● Required work
Please report every line from the material that contains the word "header".

● Data to examine
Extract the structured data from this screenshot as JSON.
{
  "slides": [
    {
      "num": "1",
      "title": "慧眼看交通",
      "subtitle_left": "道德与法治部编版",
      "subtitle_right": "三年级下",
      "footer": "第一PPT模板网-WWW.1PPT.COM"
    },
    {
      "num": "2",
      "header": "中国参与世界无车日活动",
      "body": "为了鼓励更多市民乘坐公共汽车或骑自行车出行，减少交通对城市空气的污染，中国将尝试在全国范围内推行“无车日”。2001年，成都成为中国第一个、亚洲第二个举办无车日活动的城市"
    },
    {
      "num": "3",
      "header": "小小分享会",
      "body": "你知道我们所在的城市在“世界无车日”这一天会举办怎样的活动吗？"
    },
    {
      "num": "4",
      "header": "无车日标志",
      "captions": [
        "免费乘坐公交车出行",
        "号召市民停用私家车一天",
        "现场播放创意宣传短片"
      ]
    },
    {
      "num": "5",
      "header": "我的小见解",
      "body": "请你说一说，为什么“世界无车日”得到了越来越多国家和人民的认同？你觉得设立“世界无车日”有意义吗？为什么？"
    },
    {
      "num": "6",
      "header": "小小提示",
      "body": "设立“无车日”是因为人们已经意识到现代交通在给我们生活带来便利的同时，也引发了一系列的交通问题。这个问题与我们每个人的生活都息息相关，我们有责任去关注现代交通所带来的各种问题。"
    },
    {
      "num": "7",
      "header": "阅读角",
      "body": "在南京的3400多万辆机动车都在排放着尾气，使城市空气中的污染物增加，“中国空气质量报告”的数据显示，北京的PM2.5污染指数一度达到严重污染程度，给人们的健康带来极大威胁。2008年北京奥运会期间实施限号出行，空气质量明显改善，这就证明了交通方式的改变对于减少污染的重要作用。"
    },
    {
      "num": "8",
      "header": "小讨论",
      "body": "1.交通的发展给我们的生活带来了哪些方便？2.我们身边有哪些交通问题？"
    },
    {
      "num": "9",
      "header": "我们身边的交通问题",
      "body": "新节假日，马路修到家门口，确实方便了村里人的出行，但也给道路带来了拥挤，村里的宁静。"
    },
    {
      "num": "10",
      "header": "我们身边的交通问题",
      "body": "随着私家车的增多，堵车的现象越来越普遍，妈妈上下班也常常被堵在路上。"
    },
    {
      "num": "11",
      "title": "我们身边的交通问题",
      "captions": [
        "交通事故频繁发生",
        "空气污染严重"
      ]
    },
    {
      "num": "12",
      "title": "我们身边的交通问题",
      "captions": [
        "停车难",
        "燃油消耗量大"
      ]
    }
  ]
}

● Completed task
      "header": "中国参与世界无车日活动",
      "header": "小小分享会",
      "header": "无车日标志",
      "header": "我的小见解",
      "header": "小小提示",
      "header": "阅读角",
      "header": "小讨论",
      "header": "我们身边的交通问题",
      "header": "我们身边的交通问题",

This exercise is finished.